Tuesday, 17 May 2016

All love is Improbable - let's be honest

When lovelorn Annie McDee stumbles across a dirty painting in a junk shop while looking for a present for an unstable man, she had no idea what she has discovered.  Soon she finds herself drawn unwillingly into the tumultuous London art world, populated by exiles Russian oligarchs, avaricious Sheikas, desperate auctioneers and unscrupulous dealers, all scheming to get their hands on her painting - a lost eighteenth-century masterpiece called 'The Improbability of Love'.  Delving into the painting's past, Annie will uncover not just an illustrious list of former owners, but some of the darkest secrets of European history - a in doing so she might just learn to open up to the possibility of falling in love again.

Apart from reading ‘The Girl with the Pearl Ear-ring’ many years ago I have not read many novels about art.  Where this one differs from the aforementioned, this novel is about the mad, mad world of art acquisitions and auctions.

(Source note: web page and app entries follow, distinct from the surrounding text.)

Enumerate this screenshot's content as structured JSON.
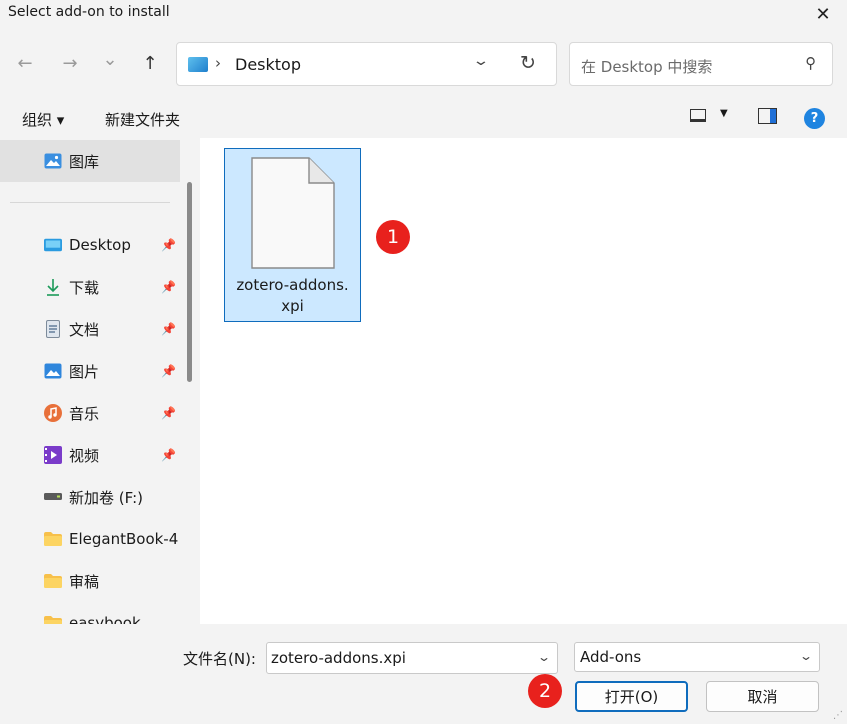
{
  "window": {
    "title": "Select add-on to install",
    "close_glyph": "✕"
  },
  "nav": {
    "back_glyph": "←",
    "forward_glyph": "→",
    "recent_glyph": "⌄",
    "up_glyph": "↑",
    "address": {
      "separator": "›",
      "location": "Desktop",
      "dropdown_glyph": "⌄",
      "refresh_glyph": "↻"
    },
    "search": {
      "placeholder": "在 Desktop 中搜索",
      "icon": "search-icon"
    }
  },
  "toolbar": {
    "organize_label": "组织 ▾",
    "new_folder_label": "新建文件夹",
    "caret": "▼",
    "help_glyph": "?"
  },
  "sidebar": {
    "gallery": {
      "label": "图库",
      "icon": "gallery-icon"
    },
    "items": [
      {
        "label": "Desktop",
        "icon": "desktop-icon",
        "pinned": true
      },
      {
        "label": "下载",
        "icon": "download-icon",
        "pinned": true
      },
      {
        "label": "文档",
        "icon": "document-icon",
        "pinned": true
      },
      {
        "label": "图片",
        "icon": "pictures-icon",
        "pinned": true
      },
      {
        "label": "音乐",
        "icon": "music-icon",
        "pinned": true
      },
      {
        "label": "视频",
        "icon": "video-icon",
        "pinned": true
      },
      {
        "label": "新加卷 (F:)",
        "icon": "drive-icon",
        "pinned": false
      },
      {
        "label": "ElegantBook-4",
        "icon": "folder-icon",
        "pinned": false
      },
      {
        "label": "审稿",
        "icon": "folder-icon",
        "pinned": false
      },
      {
        "label": "easybook",
        "icon": "folder-icon",
        "pinned": false
      }
    ],
    "pin_glyph": "📌"
  },
  "content": {
    "file": {
      "name_line1": "zotero-addons.",
      "name_line2": "xpi",
      "selected": true
    }
  },
  "annotations": {
    "badge1": "1",
    "badge2": "2",
    "color": "#e8211d"
  },
  "bottom": {
    "filename_label": "文件名(N):",
    "filename_value": "zotero-addons.xpi",
    "filetype_value": "Add-ons",
    "caret": "⌄",
    "open_label": "打开(O)",
    "cancel_label": "取消"
  },
  "colors": {
    "accent": "#0f6cbd",
    "selection": "#cce8ff"
  }
}
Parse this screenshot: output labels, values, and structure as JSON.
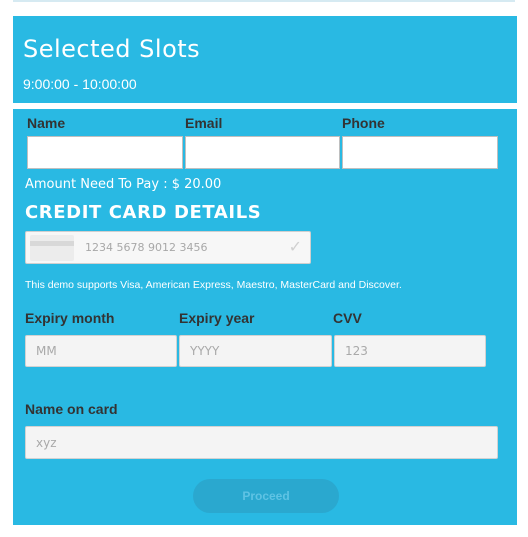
{
  "header": {
    "title": "Selected Slots",
    "time_range": "9:00:00 - 10:00:00"
  },
  "contact": {
    "name_label": "Name",
    "email_label": "Email",
    "phone_label": "Phone"
  },
  "payment": {
    "amount_text": "Amount Need To Pay : $ 20.00",
    "section_title": "CREDIT CARD DETAILS",
    "card_number_placeholder": "1234 5678 9012 3456",
    "support_text": "This demo supports Visa, American Express, Maestro, MasterCard and Discover.",
    "expiry_month_label": "Expiry month",
    "expiry_month_placeholder": "MM",
    "expiry_year_label": "Expiry year",
    "expiry_year_placeholder": "YYYY",
    "cvv_label": "CVV",
    "cvv_placeholder": "123",
    "name_on_card_label": "Name on card",
    "name_on_card_placeholder": "xyz",
    "proceed_label": "Proceed"
  },
  "icons": {
    "card": "credit-card-icon",
    "check": "checkmark-icon"
  },
  "colors": {
    "panel": "#29b9e3",
    "button": "#2aa8cf",
    "text": "#333333"
  }
}
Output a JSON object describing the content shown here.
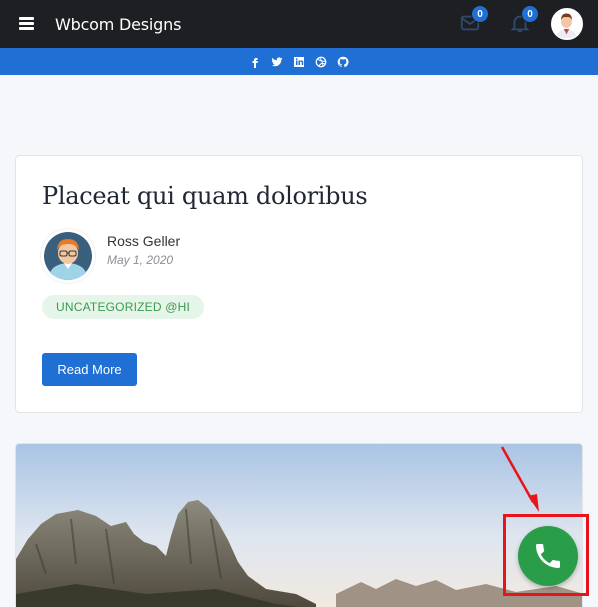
{
  "topbar": {
    "brand": "Wbcom Designs",
    "messages_count": "0",
    "notifications_count": "0",
    "icons": [
      "menu-icon",
      "envelope-icon",
      "bell-icon",
      "user-avatar"
    ]
  },
  "social": {
    "icons": [
      "facebook-icon",
      "twitter-icon",
      "linkedin-icon",
      "dribbble-icon",
      "github-icon"
    ]
  },
  "post": {
    "title": "Placeat qui quam doloribus",
    "author": "Ross Geller",
    "date": "May 1, 2020",
    "category": "UNCATEGORIZED @HI",
    "read_more": "Read More"
  },
  "colors": {
    "topbar": "#1d1f22",
    "accent": "#1f6fd4",
    "category_bg": "#e6f5e9",
    "category_text": "#3c9a4b",
    "phone_fab": "#2a9d48",
    "annotation": "#e8141c"
  },
  "floating": {
    "phone_icon": "phone-icon"
  }
}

The improbability of love does not merely refer to artwork itself but how we find love in the most improbable of places, how it or the lack of it influences our actions and affects our lives for good or ill.

Throughout the novel we meet many interesting characters who although well written and researched but due to the sheer number of them many felt rather two dimensional.  The novel had quite a few points of view which could be rather confusion but each POV was written in a different way.  Interestingly enough we also get the POV of the artwork itself which was original and fascinating.

The POVs include those of wealthy society types, gallery owners, Russian oligarchs, politicians, scholar, restorers, and ‘ordinary everyday’ people.  Their lives are both fascinating and on occasion heart-breaking … the lengths people will go to, to acquire an important piece of art.  However, instead of being a major part of the plot; many could have merely been supporting characters as is befitting their station.

The plot was reasonably paced and suspenseful.  Without giving too much away there was a mention of Holocaust/Nazi history. Although a literary work of fiction the descriptions of the art and the food draw you in and make you want to be a part of the action.

One of the main characters and the unwitting owner of the artwork was Annie who had a very dysfunctional relationship with life, love and her alcoholic mother.  Yet through the novel Annie grows and develops her love of life, work and another.

This book is good albeit there were, in places large gaps in the story; and the ending felt rather rushed.  There seemed to be huge gaps between some significant events near the end, as if the author had been given a page count and had to cut a lot of the novel out to achieve it.

Sometimes the novel cannot decide whether it wants to be a modern or even archaic romance, a satire of the London art scene, a cooking book, a mystery, a history of the lives who owned the painting or of art theft in Nazi Germany.  Perhaps the author was trying to cover too much ground in her debut novel.  All that taken together with the rather archaic/literary and foreign words used could put quite a few readers off.  Thank goodness for the build in dictionary feature of my Kindle.

I think the most interesting part of the novel was the restoration and researching the history of the artwork (proving is provenance); and what this painting meant to its creator and each of its owners.

As a first novel this work is reasonably well polished although some more editing would have given it more of a gleam.  I will definitely be looking for more works by this author.

Thank you Netgalley for allowing me to read this novel in exchange for an honest review.

Netgalley review 4 stars, Goodreads and Amazon review 4 stars

No comments:

Post a Comment